A puzzle: Where was the Swan Inn?

Adrian Pearse

A coin, of a copper or a similar colour metal. A profile of Queen Victoria is embossed on it, facing left. Her hair is tied up. Around the circumference reads “Victoria Queen of Great Brit”, and at the bottom, they year 1853.
The reverse of the same coin. Around its circumference are the words “Swan Inn, Glastonbury”, with the business and town separated by crosses. The centre of the coin is blank.

The illustrations show a token issued in 1853 by the Swan Inn, Glastonbury, but an initial examination of directories of the period has failed to provide additional information.

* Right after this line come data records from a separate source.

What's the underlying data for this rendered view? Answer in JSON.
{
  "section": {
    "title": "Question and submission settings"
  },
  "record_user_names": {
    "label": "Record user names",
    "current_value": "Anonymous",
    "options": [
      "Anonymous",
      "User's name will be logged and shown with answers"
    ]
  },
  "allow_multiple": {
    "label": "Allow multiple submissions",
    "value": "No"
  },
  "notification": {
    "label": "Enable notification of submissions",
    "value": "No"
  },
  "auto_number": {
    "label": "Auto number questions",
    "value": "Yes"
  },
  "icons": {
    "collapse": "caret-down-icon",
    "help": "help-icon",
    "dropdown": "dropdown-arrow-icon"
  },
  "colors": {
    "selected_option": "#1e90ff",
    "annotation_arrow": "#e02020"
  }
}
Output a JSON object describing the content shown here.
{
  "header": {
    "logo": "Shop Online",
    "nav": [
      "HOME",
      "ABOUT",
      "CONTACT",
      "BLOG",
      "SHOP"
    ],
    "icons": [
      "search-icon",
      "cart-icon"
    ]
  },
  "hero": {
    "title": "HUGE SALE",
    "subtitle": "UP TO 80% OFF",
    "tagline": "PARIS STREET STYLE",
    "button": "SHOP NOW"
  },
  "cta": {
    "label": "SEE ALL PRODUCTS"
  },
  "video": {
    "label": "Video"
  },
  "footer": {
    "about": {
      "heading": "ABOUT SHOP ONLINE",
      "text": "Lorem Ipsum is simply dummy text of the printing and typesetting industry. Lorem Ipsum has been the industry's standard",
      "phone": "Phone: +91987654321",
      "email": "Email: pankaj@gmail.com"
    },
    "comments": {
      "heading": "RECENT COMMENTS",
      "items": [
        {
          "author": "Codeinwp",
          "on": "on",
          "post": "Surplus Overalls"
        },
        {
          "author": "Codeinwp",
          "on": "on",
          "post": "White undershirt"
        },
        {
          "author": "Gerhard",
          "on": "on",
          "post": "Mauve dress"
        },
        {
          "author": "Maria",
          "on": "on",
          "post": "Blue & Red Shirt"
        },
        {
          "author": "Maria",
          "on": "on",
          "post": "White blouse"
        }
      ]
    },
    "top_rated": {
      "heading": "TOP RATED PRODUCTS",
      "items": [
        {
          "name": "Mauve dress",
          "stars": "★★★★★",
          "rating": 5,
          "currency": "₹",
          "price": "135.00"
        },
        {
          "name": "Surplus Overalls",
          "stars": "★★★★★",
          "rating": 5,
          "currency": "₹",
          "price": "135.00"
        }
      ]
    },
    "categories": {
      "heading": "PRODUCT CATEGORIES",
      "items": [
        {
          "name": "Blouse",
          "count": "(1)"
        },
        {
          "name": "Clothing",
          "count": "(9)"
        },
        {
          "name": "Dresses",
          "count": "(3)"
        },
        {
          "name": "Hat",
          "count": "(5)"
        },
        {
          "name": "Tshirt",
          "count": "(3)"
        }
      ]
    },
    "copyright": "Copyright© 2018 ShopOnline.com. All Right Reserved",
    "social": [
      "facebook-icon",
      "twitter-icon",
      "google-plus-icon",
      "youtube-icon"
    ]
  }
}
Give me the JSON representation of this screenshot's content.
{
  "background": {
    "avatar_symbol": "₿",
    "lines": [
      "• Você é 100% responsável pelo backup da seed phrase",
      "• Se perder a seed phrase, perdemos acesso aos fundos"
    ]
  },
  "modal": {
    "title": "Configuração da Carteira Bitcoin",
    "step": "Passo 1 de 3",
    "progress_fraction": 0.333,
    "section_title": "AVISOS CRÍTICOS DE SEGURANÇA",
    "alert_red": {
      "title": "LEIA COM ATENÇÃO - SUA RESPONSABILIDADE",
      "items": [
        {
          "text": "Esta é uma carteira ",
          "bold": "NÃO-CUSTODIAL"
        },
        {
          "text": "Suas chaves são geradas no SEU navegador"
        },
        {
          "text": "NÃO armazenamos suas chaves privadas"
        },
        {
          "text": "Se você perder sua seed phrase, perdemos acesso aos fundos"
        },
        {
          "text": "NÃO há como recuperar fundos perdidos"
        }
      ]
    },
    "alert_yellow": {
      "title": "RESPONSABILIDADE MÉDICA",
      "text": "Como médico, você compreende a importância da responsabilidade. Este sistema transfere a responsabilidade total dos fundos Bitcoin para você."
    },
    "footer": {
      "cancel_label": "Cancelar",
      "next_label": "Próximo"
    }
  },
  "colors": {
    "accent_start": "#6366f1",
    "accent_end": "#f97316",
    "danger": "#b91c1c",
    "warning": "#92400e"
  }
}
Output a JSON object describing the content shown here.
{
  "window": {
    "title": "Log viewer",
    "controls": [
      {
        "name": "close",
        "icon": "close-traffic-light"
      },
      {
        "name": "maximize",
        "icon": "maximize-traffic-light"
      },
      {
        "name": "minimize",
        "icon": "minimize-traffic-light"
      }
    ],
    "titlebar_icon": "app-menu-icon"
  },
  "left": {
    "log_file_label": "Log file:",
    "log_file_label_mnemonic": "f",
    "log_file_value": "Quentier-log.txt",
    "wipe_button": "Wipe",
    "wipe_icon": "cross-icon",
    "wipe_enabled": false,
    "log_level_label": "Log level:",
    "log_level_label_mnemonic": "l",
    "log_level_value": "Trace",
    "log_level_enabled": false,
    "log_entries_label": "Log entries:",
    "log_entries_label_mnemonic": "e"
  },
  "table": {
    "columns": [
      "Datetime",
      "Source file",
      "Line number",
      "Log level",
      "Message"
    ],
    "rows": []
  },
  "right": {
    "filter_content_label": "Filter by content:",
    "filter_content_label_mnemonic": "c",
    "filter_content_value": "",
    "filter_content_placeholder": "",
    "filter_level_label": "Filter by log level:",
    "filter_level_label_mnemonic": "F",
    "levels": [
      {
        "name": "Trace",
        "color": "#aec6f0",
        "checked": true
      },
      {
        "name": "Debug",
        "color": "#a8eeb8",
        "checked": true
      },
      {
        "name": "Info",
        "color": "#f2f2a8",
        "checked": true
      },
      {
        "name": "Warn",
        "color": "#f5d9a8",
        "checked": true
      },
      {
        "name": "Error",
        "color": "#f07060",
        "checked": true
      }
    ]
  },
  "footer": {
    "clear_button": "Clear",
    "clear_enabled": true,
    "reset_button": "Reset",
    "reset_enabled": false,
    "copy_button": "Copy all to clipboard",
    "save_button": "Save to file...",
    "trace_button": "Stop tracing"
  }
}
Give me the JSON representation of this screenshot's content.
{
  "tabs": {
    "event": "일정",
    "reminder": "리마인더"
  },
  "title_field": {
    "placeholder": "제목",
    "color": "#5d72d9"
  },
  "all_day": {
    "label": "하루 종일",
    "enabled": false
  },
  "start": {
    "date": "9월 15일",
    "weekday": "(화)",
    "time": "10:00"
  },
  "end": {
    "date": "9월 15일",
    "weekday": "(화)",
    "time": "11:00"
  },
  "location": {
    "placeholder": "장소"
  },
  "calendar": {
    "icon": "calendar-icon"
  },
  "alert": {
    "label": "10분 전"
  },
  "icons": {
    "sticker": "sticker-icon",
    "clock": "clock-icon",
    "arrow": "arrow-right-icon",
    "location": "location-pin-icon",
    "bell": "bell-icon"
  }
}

Hunt’s Directory for 1848 lists in addition to a number of beer retailers the following hostelries: the George Inn, the White Hart, the Glastonbury Arms, the Queen’s Head, and the Rose and Crown in the High Street; the Bell and Red Lion in Magdalene Street; the Lamb Inn in Northload Street; and the Torr House Inn in Chilkwell Street.

Most of these are mentioned in Kelly’s Directory for 1861, with the addition of the Crown, and the 1866 edition adds the Mitre.

Tokens were widely issued by public houses and tradesmen especially in the 17th and 18th centuries to compensate for a shortage of small change and thereby increase the number of transactions. However, by the early 19th century production of low-denomination currency had greatly increased, as seen, for example, in the ubiquitous “cartwheel” penny weighing one ounce, and the need for such tokens declined, though they continued to be produced and, as seen with this example, to the same standard as the national currency.

This token is nine-tenths of an inch in diameter and unusually bears no denomination.

Should any reader possess more information concerning the Swan Inn and its location it would be appreciated for inclusion in a future newsletter.